946, where the attorneys were em-
ployed by the vendee merely to ex-
amine the abstract of title, report
upon the title shown by it, and draw
the deed.

30 Trentor v. Pothen (Minn.) supra. 31 Mauley v. Zeigler (1859) 23 Tex. 88, holding one who consults an attorney about the title to land, not chargeable with the knowledge of the attorney of an attachment which had previously been levied upon the land. It is stated by the court that "the principle is undoubtedly a sound one that a principal is generally chargeable with notice to his agents. But this principle cannot be stretched so far as to charge every man who consults an attorney about the title to land, with all the knowledge which the attorney may possess about the matter concerning which he is consulted."

Arrington v. Arrington (1894) 114 N. C. 151, 19 S. E. 351. See supra, note 3.

Rogers v. Driscoll (1910) 59 Tex. Civ. App. 419, 125 S. W. 599.

Forsyth v. Dow (1914) 81 Wash.

[4 A.L.R.

make inquiry of people generally for information as to facts that might affect the title. If a party who employs an attorney for the special purpose of examining an abstract and passing upon the record title is to be charged with notice of all knowledge which the attorney may have previously acquired from other transactions for other parties, it would be very dangerous to employ an attorney at all for any such purpose, and the one whom it would be most dangerous to employ would be the attorney having the most experience and the most extensive practice.
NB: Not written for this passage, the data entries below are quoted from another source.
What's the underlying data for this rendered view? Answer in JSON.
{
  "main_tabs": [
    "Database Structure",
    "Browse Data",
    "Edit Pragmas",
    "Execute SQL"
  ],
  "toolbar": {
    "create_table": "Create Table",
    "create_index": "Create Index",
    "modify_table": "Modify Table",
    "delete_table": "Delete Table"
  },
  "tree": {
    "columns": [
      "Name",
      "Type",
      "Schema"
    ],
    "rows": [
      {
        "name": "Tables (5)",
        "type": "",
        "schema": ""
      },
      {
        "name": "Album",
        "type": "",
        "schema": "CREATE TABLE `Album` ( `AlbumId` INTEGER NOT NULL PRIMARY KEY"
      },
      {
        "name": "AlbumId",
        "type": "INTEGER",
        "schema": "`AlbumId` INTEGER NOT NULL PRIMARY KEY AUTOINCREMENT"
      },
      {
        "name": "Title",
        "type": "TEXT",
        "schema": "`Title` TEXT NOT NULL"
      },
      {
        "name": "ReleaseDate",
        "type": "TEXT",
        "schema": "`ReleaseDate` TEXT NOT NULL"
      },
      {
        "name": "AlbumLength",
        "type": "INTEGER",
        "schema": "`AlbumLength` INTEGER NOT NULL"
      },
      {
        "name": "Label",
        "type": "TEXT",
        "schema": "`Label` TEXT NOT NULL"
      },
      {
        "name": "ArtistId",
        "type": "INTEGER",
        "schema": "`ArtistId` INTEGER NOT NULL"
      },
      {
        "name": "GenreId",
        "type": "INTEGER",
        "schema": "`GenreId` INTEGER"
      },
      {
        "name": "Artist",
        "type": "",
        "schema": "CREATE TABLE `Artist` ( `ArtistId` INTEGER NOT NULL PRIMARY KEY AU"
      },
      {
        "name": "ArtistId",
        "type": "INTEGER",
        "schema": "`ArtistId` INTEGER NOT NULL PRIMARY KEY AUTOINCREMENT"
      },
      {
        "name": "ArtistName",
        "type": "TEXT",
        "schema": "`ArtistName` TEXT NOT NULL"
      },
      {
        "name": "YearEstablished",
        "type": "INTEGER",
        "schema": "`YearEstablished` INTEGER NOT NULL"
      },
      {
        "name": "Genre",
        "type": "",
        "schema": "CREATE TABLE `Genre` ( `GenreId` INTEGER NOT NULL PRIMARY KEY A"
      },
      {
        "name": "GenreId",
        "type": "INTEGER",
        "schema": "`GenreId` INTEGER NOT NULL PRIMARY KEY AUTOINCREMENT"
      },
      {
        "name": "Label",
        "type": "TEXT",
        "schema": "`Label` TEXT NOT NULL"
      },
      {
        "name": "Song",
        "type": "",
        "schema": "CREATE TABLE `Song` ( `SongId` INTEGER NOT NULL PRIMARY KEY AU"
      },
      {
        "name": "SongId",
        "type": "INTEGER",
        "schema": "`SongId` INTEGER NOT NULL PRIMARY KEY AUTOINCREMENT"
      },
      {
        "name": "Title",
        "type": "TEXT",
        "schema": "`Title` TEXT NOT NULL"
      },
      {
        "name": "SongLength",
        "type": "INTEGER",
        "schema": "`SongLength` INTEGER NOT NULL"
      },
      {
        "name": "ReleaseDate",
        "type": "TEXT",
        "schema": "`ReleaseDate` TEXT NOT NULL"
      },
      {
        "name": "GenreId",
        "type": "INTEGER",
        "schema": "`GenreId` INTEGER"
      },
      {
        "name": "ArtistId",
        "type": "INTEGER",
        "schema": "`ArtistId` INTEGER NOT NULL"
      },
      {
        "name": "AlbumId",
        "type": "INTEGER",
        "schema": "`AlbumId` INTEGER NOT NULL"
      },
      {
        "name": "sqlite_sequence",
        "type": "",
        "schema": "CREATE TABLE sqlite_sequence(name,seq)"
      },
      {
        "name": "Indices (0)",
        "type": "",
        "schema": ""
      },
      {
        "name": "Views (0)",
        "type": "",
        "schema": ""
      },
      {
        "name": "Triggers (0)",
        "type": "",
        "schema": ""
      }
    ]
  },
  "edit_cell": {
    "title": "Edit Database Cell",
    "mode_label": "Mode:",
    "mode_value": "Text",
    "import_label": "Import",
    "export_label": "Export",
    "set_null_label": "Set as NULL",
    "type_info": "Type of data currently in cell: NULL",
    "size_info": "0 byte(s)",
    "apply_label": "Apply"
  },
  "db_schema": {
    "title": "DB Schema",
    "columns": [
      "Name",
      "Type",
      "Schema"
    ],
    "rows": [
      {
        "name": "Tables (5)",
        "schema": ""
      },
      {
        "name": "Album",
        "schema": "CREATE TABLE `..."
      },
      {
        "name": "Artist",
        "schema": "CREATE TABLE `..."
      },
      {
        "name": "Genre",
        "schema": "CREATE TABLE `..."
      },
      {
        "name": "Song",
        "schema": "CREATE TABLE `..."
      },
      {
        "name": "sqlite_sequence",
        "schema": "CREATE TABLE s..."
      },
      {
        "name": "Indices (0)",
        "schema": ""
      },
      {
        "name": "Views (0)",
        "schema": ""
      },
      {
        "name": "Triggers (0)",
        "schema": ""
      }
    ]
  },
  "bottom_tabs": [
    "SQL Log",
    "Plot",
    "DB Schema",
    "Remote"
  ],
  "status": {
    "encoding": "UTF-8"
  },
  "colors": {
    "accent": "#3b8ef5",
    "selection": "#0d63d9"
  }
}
We are of opinion that in view of the special and limited purpose for which the intervener employed this attorney, his knowledge of the pendency of this action cannot be imputed to his principal."

In a number of cases, one who employed an attorney to pass upon title to property has been held not chargeable with all knowledge possessed by the attorney in regard thereto.31 In some such cases, however, the decision is based upon the fact that the knowledge was not acquired in the course of the attorney's employment.32 It has 137, 142 Pac. 490, holding a purchaser of personal property not chargeable with knowledge of the price paid for such property by his vendor, possessed by an attorney whom the purchaser employed to see that he got title to the property.

Lowther v. Carlton (1741) 2 Atk. 242, 26 Eng. Reprint, 549, Cas. t. Talb. 187, 25 Eng. Reprint, 730.

32 A purchaser of land who has employed an attorney merely to pass on the record title, and draw the neces sary papers after he has made his purchase, is not chargeable with knowledge of a fraudulent intent on the part of the grantor, possessed by the attorney, and acquired prior to and independently of the employment. Rogers v. Driscoll (1910) 59 Tex. Civ. App. 415, 125 S. W. 599.

It is stated obiter in Lowther v. Carlton (Eng.) supra, that "if a counsel or attorney is employed to look over a title, and by some other transaction, foreign to the business in hand, has notice, this shall not affect the purchaser; for, if this was not the rule of the court, it would be of dangerous consequence, as it would be an objec

« PředchozíPokračovat »